Recent legislation simplifies the process for companies which wish to communicate electronically with their shareholders, for example, giving notices of shareholder meetings by e-mail, or posting documents on a website instead of sending them out by post. This can be particularly advantageous for companies which wish to communicate quickly, have numerous shareholders, or shareholders which are geographically disparate.
Electronic communications result in cost savings for companies through their reduced paper consumption. The policy intention was to remove requirements for the use of paper communications so that companies can, for example, make their full annual report and accounts accessible to shareholders via electronic means (unless individual shareholders request a paper copy).
Obtaining the requisite consent and electronic address information from shareholders can take time, so companies which wish to take advantage of the ability to send electronic communications are advised to make appropriate arrangements in advance and should bear the following in mind:
Sending electronic forms of documents and information
Shareholders must have agreed to receive documents electronically and must have supplied an electronic address (eg e-mail address or fax number) for this purpose.
Use of website to give notice of meetings
When a company notifies its shareholders of the publication of a notice for a meeting on its website, the notice must state that it concerns a notice of a company meeting and specify the place, date and time of the meeting. Public companies must also state whether or not the meeting will be an annual general meeting, or convened for a particular purpose.

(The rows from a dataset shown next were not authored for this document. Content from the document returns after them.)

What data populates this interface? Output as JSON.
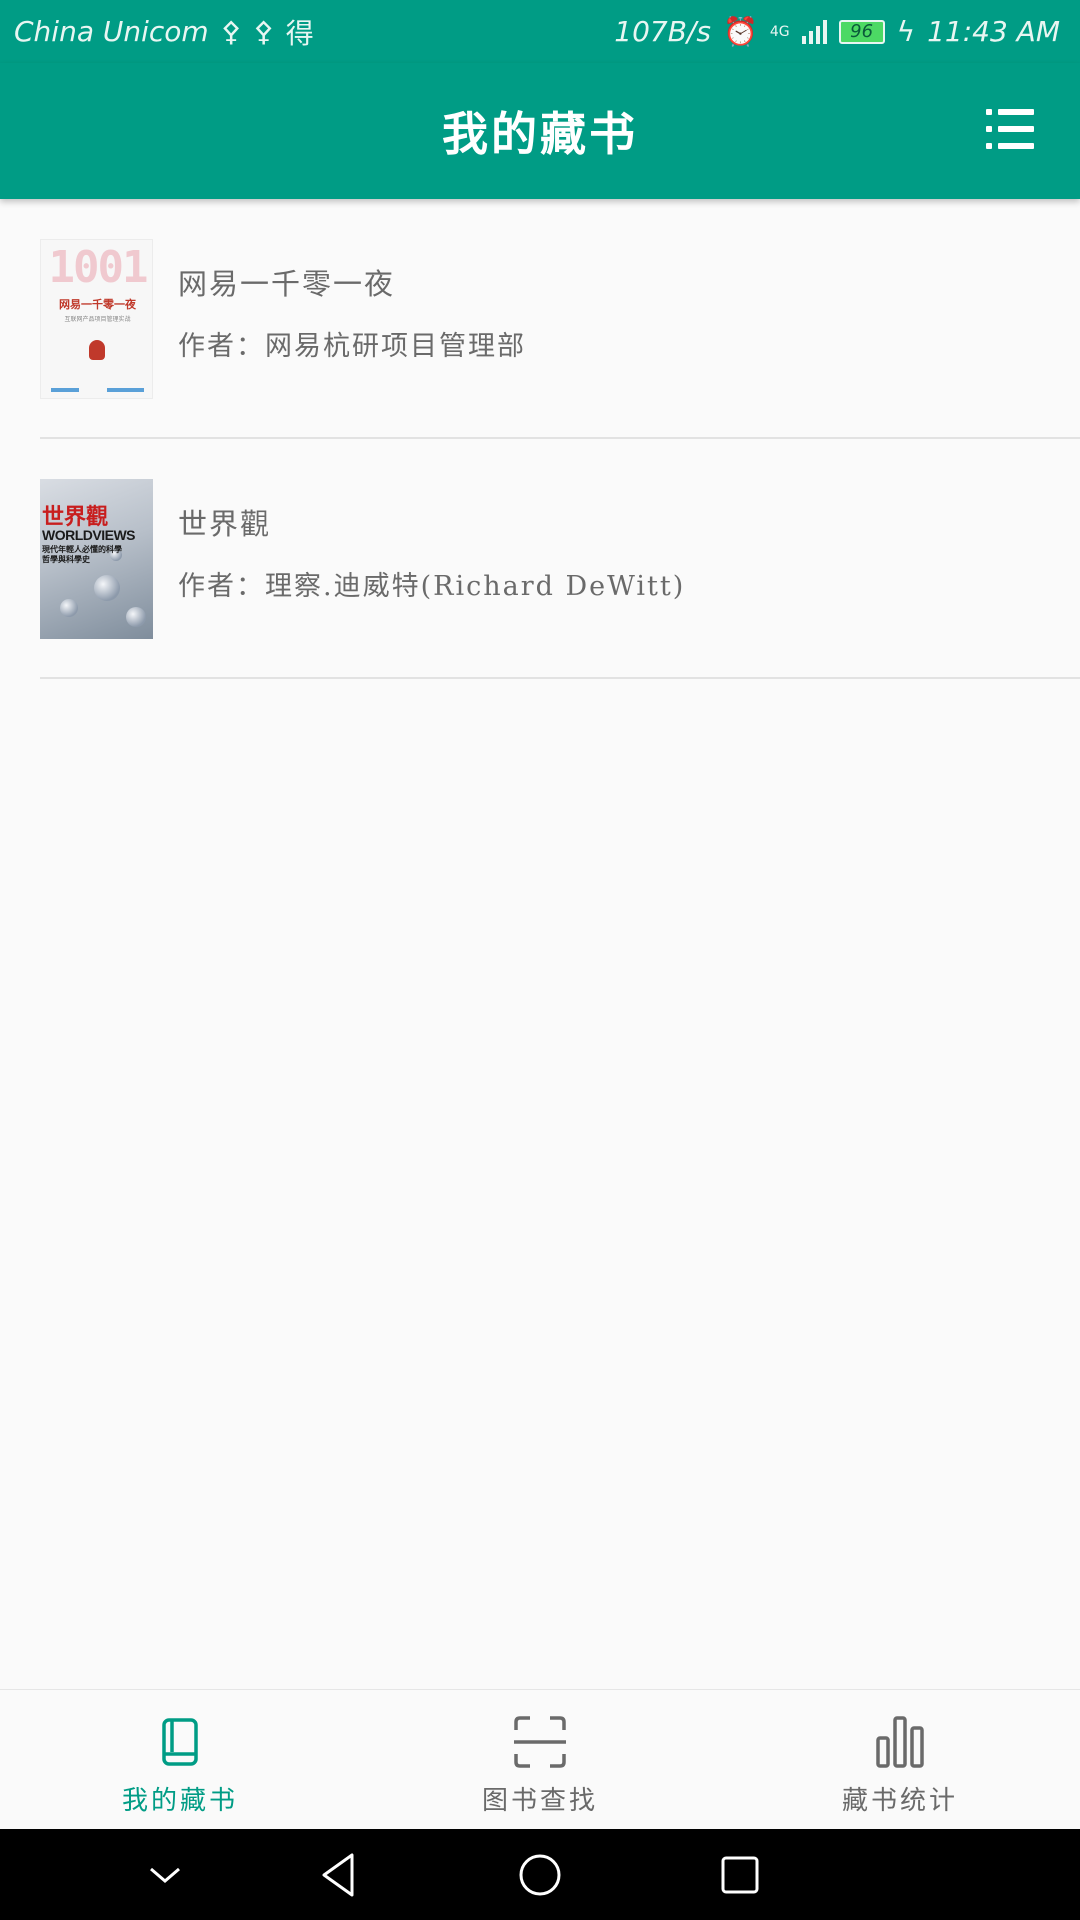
{
  "status_bar": {
    "carrier": "China Unicom",
    "carrier_icons": [
      "usb-icon",
      "usb-icon",
      "de-app-icon"
    ],
    "de_glyph": "得",
    "net_speed": "107B/s",
    "network_type": "4G",
    "battery_level": "96",
    "time": "11:43 AM"
  },
  "app_bar": {
    "title": "我的藏书",
    "menu_icon": "list-menu-icon"
  },
  "books": [
    {
      "title": "网易一千零一夜",
      "author_label": "作者：",
      "author": "网易杭研项目管理部",
      "cover": {
        "big_text": "1001",
        "title_text": "网易一千零一夜",
        "subtitle_text": "互联网产品项目管理实战"
      }
    },
    {
      "title": "世界觀",
      "author_label": "作者：",
      "author": "理察.迪威特(Richard DeWitt)",
      "cover": {
        "title_text": "世界觀",
        "english_text": "WORLDVIEWS",
        "subtitle_text": "現代年輕人必懂的科學哲學與科學史"
      }
    }
  ],
  "bottom_nav": [
    {
      "label": "我的藏书",
      "icon": "book-icon",
      "active": true
    },
    {
      "label": "图书查找",
      "icon": "scan-icon",
      "active": false
    },
    {
      "label": "藏书统计",
      "icon": "bar-chart-icon",
      "active": false
    }
  ],
  "colors": {
    "primary": "#009c85",
    "text_secondary": "#6a6a6a",
    "background": "#fafafa"
  }
}
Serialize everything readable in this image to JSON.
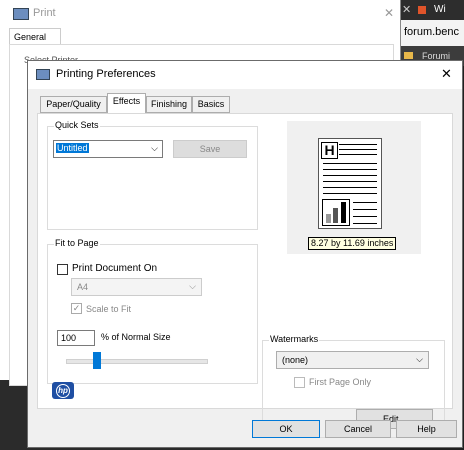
{
  "browser": {
    "tab_label": "Wi",
    "url_text": "forum.benc",
    "bookmark_label": "Forumi"
  },
  "print_dialog": {
    "title": "Print",
    "tab_general": "General",
    "section_partial": "Select Printer"
  },
  "prefs": {
    "title": "Printing Preferences",
    "tabs": [
      "Paper/Quality",
      "Effects",
      "Finishing",
      "Basics"
    ],
    "selected_tab": "Effects",
    "quick_sets": {
      "label": "Quick Sets",
      "value": "Untitled",
      "save_label": "Save"
    },
    "preview": {
      "dimensions": "8.27 by 11.69 inches"
    },
    "fit_to_page": {
      "label": "Fit to Page",
      "print_document_on_label": "Print Document On",
      "print_document_on_checked": false,
      "paper_value": "A4",
      "scale_to_fit_label": "Scale to Fit",
      "scale_to_fit_checked": true,
      "percent_value": "100",
      "percent_label": "% of Normal Size",
      "slider_level": 0.22
    },
    "watermarks": {
      "label": "Watermarks",
      "value": "(none)",
      "first_page_only_label": "First Page Only",
      "edit_label": "Edit..."
    },
    "logo_text": "hp",
    "buttons": {
      "ok": "OK",
      "cancel": "Cancel",
      "help": "Help"
    }
  }
}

The notice must be available on the website from the date of the notification until the conclusion of the meeting.
Agreement to use of website for communication
Documents or information may only be distributed by a company to its shareholders by publication on a website if the shareholder in question has agreed that the information may be sent to him in that manner, or is deemed to have so agreed, and has not revoked that agreement.
Deemed agreement to use of website
A shareholder may, subject to satisfaction of certain technical conditions, be deemed to have agreed to receive electronic communications from a company if:
- the shareholders have passed a resolution to that effect; or
- the company's articles of association contain a resolution to that effect
and, in either case
- the company must have separately asked the shareholder to agree that the company may send documents or information generally, or the specific documents or information in question, to him/her/it by publication on a website and either the shareholder has consented or the company has not received a response to its request within 28 days of making it.
Companies interested in making use of electronic communication options should seek advice on implementing the necessary arrangements.